He is the author of Why Our Drug Laws Have Failed and What We Can Do About It – A Judicial Indictment of the War on Drugs (2001), and appears in the 2007 documentary American Drug War: The Last White Hope.
In early 2011 Gray was one of the four co-sponsors of an initiative called Regulate Marijuana Like Wine. Had it passed, the initiative would have regulated cannabis consumption and production like wine in California. While the measure failed to collect the minimum number of signatures needed for qualification to be placed on the ballot in the 2012 statewide election, Gray's active role in the effort prompted media speculation regarding his future in the Libertarian Party and in national politics.
See also: Gary Johnson 2012 presidential campaign
On April 27, 2012, the question "What would you think of Judge Gray running for Vice President?" was posted from Gray's Facebook page, and received numerous positive responses. Within three days of the posting, it was confirmed that Gray had been chosen by 2012 Libertarian presidential candidate Gary Johnson to be his preferred running mate should Johnson receive the party's nomination at the 2012 Libertarian National Convention. Gray then confirmed his candidacy for the Libertarian vice-presidential nomination in an open letter to the party's Convention delegates. On May 5, 2012, Gray won the Libertarian Party (LP) vice-presidential nomination on the first ballot with 60% of the vote. He ran on the ticket with Johnson, who received the LP presidential nomination.
On April 13, 2020, Gray announced his intention to seek the Libertarian Party's nomination for president with Larry Sharpe as his running mate. The announcement came in response to Lincoln Chafee exiting the race. He dropped out on May 23, 2020.

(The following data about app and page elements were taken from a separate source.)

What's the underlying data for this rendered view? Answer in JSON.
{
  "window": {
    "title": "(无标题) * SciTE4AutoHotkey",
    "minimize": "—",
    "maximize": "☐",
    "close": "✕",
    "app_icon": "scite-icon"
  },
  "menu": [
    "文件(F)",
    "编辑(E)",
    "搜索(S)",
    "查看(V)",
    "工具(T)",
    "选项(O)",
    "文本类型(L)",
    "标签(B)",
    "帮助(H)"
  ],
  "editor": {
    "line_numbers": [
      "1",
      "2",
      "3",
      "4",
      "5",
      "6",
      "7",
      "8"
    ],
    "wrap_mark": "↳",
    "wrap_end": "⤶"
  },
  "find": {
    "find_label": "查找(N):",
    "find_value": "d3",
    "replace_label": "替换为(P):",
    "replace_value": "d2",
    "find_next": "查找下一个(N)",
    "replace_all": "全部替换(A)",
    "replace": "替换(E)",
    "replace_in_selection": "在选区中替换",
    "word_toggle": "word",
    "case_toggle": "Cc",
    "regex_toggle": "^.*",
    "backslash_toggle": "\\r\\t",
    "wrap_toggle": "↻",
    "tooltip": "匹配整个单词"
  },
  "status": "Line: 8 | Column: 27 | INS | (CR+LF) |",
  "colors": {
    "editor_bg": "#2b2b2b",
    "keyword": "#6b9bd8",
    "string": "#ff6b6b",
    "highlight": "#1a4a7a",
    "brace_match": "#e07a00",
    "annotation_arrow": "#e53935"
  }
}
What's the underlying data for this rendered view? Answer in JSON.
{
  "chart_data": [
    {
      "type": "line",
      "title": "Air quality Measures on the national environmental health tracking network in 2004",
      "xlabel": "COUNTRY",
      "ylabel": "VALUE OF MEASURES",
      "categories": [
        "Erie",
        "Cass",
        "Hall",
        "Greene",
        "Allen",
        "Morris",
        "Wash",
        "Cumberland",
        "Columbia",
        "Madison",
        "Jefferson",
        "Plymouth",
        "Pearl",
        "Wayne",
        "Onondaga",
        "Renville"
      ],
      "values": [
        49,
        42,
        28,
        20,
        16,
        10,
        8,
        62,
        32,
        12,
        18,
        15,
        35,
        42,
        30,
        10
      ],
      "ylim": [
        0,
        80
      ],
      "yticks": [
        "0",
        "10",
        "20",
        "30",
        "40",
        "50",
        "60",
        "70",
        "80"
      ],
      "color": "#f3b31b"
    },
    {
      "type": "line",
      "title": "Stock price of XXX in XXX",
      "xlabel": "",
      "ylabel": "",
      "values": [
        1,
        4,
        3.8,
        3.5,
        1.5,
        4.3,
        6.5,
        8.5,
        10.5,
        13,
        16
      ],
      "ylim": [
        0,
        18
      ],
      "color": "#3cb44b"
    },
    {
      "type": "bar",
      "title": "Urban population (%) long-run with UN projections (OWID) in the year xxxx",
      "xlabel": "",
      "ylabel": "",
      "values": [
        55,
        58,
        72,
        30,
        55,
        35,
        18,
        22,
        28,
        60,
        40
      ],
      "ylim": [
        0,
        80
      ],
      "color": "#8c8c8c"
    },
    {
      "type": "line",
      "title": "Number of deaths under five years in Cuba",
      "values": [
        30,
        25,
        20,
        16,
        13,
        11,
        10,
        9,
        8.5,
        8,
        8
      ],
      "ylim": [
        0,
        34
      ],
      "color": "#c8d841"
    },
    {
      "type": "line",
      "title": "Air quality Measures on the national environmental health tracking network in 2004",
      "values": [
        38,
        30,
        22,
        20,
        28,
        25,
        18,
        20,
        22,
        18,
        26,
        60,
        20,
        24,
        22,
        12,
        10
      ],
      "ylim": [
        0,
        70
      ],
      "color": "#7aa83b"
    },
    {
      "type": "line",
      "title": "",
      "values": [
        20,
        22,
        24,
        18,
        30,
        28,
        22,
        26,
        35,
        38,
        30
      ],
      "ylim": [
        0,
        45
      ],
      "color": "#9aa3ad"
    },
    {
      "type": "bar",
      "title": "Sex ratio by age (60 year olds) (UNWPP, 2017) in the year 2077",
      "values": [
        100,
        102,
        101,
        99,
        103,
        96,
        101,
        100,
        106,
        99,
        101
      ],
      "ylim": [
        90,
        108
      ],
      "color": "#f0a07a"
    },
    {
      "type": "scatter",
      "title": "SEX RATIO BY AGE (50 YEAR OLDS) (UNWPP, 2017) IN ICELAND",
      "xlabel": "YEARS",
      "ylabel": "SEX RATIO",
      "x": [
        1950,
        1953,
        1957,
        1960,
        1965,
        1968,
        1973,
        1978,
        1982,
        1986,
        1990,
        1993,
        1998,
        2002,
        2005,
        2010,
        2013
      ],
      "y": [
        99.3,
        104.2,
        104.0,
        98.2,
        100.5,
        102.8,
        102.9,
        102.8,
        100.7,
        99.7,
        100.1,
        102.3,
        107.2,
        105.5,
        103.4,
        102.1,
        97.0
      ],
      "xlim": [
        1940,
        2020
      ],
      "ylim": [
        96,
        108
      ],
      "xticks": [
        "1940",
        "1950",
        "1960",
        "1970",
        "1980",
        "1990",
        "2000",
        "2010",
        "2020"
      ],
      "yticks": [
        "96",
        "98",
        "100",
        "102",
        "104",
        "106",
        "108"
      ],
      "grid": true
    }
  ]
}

Gray resides in Newport Beach, California. He is married, and is the father of children William, Jennifer, and Ky.
I've been on the front lines of the drug war for three decades, and I know from experience that the current approach is simply not working," said retired Superior Court Judge James P. Gray. "Controlling marijuana with regulations similar to those currently in place for alcohol will put street drug dealers and organized crime out of business.